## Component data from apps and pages
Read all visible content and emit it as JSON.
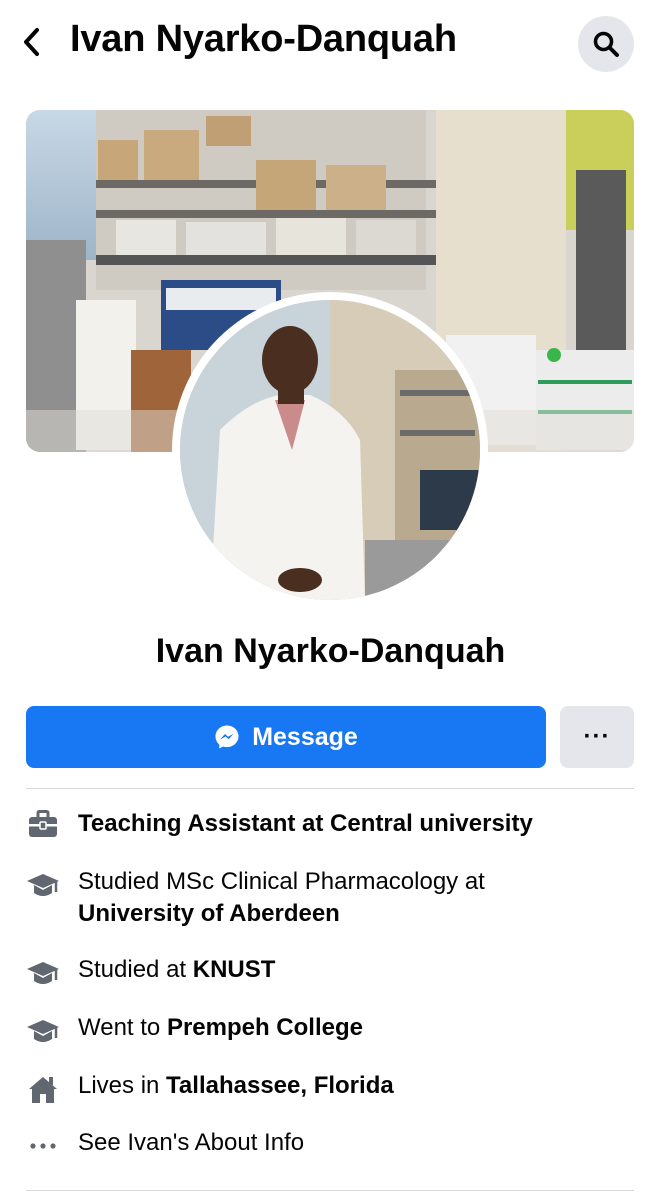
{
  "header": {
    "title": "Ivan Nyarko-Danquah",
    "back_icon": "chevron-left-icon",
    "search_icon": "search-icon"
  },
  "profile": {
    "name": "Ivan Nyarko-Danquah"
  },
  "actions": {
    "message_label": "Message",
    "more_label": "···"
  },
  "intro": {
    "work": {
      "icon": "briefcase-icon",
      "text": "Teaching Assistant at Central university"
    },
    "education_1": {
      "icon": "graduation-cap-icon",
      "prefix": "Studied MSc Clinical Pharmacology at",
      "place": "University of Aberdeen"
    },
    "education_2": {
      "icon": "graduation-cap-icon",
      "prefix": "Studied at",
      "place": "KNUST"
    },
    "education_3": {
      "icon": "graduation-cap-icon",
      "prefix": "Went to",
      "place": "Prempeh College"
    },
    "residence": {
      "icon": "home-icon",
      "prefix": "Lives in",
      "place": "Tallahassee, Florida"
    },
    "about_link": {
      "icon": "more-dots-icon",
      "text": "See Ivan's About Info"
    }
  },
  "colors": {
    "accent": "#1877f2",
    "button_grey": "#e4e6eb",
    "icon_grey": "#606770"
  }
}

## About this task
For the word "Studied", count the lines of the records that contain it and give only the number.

## Your solution
2